* Required work
Check each line of the material that follows, and copy those holding the string "heading".

————

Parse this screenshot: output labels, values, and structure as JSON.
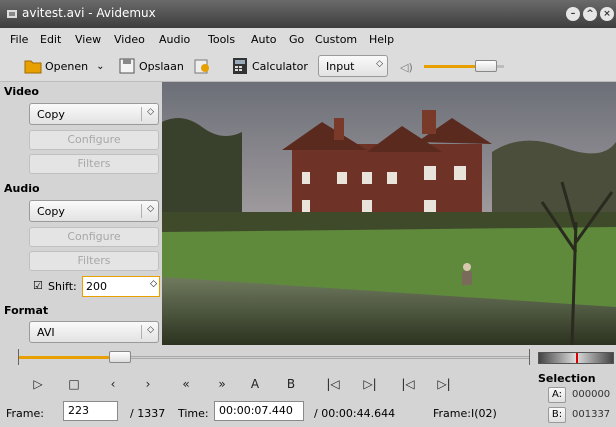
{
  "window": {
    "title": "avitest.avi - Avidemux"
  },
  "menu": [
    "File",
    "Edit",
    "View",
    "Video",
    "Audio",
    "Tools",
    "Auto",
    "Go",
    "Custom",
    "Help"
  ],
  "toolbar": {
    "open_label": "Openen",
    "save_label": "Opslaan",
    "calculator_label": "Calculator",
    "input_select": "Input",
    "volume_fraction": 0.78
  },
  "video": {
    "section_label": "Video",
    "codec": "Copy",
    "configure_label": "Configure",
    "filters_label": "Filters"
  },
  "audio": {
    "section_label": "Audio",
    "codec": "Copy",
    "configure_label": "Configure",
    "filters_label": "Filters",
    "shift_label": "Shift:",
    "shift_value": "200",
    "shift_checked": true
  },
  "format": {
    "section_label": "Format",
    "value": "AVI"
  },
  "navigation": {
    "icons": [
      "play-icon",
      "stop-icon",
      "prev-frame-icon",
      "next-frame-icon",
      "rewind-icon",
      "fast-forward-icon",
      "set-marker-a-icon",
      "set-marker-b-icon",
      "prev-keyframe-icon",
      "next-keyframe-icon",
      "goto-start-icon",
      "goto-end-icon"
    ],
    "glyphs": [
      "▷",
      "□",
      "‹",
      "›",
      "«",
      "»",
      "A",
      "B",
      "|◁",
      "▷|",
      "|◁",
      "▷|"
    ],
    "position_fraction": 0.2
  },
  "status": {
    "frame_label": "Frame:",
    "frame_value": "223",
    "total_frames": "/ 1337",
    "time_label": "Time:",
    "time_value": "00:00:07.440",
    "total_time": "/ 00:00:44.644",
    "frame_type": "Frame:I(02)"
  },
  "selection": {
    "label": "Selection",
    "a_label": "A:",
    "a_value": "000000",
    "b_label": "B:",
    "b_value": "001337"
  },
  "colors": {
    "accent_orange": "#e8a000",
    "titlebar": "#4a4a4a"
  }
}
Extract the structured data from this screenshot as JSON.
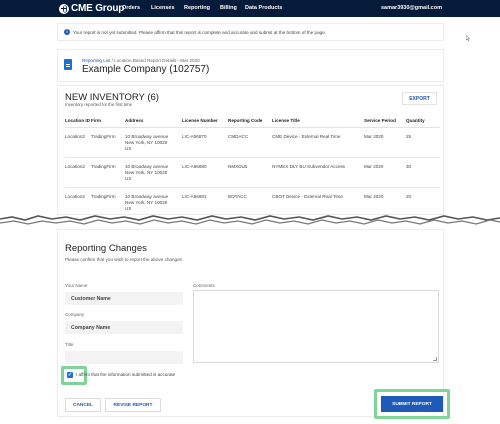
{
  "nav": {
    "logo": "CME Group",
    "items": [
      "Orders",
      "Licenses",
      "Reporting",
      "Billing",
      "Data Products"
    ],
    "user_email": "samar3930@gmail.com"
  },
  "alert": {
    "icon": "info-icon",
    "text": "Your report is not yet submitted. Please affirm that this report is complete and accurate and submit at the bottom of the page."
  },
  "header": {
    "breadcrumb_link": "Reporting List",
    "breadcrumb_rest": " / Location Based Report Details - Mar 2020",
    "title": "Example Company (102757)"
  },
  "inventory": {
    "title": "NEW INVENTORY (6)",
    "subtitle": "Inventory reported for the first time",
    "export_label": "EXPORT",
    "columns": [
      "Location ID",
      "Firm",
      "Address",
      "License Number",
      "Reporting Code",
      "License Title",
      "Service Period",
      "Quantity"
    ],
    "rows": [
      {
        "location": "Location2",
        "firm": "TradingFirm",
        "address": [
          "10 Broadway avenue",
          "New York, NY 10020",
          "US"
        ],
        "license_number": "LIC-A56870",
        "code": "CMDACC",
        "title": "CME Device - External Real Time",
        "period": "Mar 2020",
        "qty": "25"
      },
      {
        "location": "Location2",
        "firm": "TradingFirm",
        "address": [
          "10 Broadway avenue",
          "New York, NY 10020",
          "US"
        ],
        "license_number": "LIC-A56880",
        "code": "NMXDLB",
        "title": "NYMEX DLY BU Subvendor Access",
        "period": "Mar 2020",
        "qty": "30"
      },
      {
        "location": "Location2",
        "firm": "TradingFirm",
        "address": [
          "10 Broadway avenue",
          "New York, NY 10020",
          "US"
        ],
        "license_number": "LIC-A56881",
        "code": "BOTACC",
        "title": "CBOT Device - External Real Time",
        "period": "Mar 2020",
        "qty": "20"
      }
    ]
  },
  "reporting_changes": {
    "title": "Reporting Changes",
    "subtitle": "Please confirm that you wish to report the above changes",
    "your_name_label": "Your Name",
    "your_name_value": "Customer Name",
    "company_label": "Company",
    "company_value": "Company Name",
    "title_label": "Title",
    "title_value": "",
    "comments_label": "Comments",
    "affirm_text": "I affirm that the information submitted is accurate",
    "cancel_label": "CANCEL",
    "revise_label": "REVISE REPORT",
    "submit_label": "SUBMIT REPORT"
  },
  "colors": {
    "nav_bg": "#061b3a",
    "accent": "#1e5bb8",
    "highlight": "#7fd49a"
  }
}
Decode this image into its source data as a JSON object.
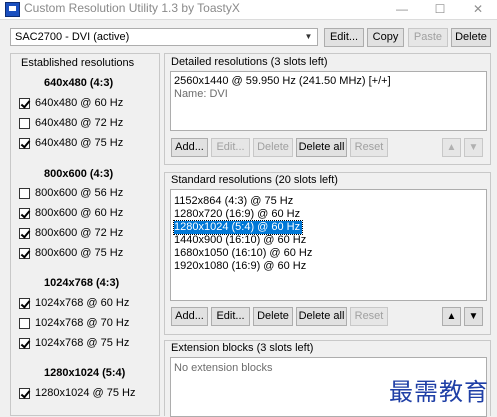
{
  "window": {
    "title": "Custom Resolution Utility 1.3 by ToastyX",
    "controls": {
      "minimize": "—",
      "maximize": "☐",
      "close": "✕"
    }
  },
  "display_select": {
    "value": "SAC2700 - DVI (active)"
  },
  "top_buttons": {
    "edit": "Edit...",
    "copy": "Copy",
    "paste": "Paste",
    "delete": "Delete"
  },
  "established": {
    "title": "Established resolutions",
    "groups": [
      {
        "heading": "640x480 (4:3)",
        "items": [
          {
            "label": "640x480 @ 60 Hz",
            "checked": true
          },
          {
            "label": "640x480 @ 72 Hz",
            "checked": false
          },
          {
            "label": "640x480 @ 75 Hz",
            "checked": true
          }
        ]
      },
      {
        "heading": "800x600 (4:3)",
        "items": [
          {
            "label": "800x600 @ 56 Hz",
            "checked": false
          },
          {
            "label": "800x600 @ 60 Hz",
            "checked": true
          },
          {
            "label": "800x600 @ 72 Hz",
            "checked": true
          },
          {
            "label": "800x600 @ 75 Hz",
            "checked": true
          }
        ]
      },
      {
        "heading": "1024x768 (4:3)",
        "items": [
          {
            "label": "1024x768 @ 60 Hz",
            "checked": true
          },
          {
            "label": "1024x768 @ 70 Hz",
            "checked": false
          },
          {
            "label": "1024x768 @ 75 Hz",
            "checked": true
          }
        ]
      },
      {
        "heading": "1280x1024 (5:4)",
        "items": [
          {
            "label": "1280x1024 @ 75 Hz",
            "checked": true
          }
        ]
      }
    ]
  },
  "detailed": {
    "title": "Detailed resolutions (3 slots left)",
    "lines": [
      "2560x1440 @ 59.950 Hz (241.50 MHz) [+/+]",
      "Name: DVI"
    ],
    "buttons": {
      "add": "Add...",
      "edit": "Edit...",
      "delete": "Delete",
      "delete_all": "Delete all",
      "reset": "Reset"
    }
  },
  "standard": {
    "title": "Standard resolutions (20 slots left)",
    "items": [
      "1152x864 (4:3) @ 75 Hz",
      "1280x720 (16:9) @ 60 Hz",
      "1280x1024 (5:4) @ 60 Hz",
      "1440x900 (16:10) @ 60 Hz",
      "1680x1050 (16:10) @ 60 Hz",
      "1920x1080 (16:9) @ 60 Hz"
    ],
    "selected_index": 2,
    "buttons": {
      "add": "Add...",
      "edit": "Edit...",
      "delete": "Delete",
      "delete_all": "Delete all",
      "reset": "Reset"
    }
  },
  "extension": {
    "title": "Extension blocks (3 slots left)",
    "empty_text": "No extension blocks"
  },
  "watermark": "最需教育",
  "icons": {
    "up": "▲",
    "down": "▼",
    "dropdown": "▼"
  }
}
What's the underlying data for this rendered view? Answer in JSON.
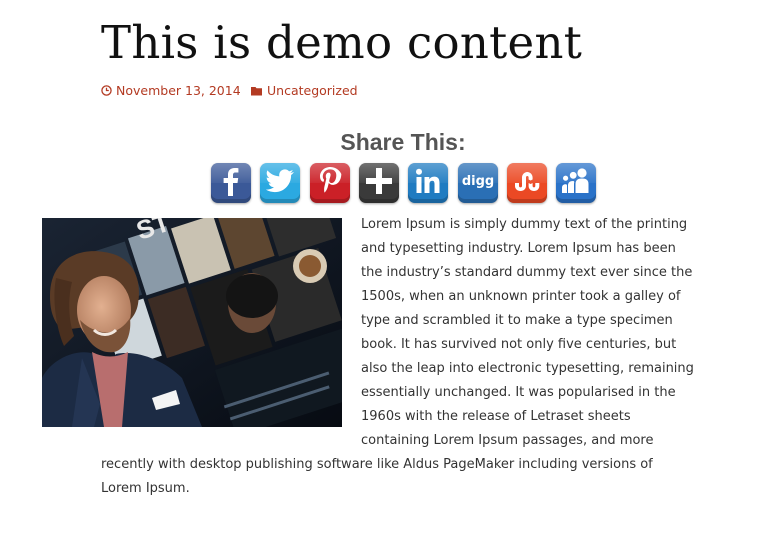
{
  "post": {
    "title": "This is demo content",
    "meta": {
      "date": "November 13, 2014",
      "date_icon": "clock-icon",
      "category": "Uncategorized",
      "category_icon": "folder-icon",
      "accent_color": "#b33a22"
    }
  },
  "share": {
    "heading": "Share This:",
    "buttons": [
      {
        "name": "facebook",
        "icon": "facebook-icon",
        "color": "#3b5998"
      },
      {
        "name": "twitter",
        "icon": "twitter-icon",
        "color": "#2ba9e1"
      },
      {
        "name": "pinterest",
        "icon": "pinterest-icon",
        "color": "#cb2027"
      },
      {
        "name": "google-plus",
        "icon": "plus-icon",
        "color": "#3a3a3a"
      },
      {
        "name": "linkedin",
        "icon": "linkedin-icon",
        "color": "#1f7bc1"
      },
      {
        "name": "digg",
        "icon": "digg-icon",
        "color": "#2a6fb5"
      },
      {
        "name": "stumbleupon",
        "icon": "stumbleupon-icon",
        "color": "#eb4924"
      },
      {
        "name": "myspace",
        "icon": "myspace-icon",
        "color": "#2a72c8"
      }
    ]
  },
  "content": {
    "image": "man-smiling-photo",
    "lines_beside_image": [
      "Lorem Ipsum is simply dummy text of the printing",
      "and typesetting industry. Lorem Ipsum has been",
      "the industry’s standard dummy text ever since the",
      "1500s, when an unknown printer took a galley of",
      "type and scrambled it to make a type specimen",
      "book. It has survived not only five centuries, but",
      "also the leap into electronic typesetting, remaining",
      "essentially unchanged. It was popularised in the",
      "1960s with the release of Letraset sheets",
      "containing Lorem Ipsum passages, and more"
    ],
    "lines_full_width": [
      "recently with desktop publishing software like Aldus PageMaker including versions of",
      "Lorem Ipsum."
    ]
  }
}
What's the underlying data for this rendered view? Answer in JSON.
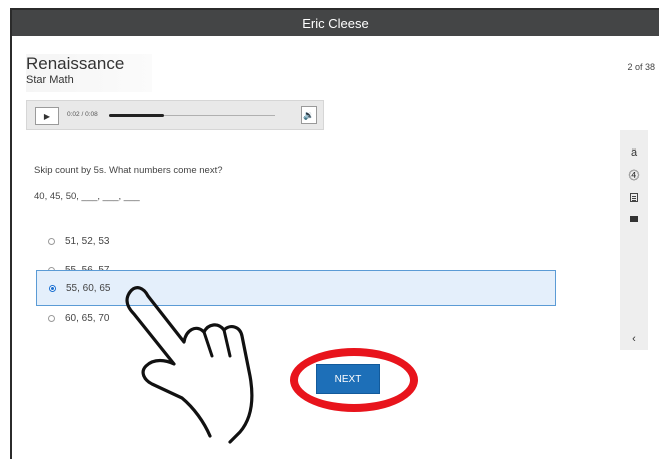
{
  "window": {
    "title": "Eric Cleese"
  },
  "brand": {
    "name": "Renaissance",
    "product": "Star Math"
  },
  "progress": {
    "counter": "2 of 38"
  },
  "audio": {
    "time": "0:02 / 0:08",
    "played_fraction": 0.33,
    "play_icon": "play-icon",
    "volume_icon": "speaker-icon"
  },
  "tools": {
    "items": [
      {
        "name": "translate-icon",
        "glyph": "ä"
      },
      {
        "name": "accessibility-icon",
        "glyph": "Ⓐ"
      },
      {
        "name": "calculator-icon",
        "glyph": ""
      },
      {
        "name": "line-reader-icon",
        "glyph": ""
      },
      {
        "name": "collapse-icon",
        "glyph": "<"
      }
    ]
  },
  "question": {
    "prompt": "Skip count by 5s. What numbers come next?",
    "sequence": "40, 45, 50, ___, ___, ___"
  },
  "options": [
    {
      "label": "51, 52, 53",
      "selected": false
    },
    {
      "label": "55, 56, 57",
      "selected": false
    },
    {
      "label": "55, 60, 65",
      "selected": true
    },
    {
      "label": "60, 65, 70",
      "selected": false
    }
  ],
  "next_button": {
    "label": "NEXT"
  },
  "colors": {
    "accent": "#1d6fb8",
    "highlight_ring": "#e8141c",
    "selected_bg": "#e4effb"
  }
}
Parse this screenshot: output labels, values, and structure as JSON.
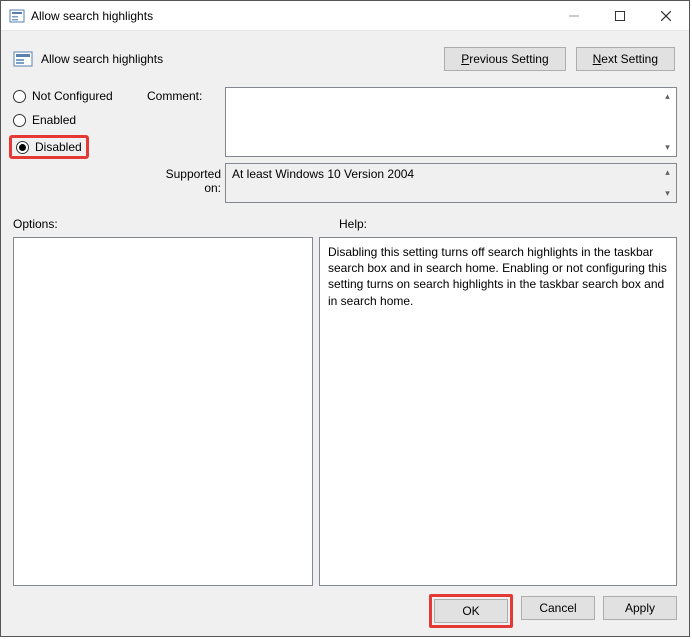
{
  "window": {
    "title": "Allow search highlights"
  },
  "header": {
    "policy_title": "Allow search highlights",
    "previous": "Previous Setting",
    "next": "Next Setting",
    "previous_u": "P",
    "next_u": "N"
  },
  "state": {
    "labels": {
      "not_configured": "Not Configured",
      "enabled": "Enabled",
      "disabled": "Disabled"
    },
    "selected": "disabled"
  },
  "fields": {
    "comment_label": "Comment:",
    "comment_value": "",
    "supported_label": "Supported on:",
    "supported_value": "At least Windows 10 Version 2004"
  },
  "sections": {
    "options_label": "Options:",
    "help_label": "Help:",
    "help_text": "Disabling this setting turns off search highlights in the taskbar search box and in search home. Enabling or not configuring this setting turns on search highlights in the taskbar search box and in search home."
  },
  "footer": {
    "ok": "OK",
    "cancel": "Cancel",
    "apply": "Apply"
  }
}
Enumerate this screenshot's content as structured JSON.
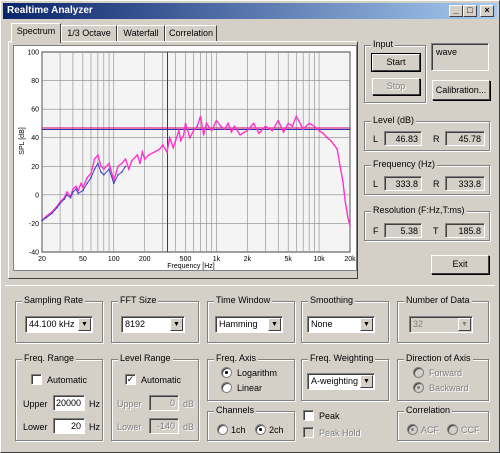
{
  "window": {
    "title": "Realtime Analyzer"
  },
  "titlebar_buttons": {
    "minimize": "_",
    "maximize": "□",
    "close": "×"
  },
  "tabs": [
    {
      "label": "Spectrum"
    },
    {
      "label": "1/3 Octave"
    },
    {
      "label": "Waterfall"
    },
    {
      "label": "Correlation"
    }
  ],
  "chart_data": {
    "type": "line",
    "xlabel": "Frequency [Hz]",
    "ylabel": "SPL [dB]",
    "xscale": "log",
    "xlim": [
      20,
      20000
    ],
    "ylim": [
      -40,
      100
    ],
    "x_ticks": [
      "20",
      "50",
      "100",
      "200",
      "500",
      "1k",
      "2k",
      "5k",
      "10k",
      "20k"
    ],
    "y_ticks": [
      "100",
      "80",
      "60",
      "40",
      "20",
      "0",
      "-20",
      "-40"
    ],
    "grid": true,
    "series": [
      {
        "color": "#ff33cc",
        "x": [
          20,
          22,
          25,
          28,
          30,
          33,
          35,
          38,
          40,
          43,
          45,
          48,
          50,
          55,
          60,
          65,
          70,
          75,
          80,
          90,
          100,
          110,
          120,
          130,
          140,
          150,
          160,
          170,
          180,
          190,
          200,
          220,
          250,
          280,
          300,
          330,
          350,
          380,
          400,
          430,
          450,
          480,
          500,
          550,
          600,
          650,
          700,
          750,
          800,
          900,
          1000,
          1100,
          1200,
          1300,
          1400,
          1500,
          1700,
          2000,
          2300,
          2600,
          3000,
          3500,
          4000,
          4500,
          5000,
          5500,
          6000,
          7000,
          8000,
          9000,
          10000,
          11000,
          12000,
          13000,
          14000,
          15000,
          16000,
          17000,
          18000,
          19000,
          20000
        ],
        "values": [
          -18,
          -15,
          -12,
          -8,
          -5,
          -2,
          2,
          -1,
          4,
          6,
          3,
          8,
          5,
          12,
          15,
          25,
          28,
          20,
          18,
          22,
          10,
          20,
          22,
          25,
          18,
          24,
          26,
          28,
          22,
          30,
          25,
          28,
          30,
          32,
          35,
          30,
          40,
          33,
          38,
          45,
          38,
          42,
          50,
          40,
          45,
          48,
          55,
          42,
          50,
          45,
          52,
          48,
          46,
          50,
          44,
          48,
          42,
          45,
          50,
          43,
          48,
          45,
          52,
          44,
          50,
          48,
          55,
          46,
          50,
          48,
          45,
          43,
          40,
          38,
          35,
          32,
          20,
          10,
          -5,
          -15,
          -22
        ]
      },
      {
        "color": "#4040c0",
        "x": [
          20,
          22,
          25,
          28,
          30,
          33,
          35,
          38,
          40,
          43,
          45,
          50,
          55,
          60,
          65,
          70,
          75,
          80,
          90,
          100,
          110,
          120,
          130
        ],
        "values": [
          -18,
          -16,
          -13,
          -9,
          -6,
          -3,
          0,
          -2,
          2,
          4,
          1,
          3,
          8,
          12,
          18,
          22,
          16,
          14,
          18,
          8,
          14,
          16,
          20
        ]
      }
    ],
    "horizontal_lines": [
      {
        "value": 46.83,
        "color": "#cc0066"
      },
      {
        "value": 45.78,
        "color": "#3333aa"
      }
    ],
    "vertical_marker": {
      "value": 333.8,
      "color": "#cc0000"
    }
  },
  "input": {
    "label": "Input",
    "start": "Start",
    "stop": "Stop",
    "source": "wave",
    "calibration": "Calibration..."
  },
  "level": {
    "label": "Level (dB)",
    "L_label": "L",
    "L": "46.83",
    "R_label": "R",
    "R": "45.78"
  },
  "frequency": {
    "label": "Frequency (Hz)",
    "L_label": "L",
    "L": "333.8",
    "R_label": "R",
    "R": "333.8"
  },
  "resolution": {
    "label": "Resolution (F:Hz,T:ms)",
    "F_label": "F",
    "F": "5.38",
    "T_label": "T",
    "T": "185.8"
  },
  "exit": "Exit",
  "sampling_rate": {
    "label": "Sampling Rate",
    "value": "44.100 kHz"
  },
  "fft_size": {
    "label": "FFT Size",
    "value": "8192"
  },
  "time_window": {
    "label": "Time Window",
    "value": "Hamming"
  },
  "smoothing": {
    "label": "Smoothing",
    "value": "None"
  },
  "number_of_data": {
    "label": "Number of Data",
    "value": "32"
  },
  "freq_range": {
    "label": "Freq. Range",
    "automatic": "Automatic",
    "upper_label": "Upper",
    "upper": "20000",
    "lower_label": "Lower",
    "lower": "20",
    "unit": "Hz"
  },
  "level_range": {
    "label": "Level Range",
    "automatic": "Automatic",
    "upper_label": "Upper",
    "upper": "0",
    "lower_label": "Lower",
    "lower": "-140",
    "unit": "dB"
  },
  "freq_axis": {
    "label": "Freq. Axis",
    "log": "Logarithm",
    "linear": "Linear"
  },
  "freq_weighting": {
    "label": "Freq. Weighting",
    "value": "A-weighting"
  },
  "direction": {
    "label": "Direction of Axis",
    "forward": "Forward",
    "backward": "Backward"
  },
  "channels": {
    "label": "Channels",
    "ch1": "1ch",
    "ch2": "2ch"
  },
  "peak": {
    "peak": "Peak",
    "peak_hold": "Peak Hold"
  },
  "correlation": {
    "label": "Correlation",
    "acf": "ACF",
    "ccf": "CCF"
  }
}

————

* Task answer
        "heading": "640x480 (4:3)",
        "heading": "800x600 (4:3)",
        "heading": "1024x768 (4:3)",
        "heading": "1280x1024 (5:4)",
    "heading": "Share This:",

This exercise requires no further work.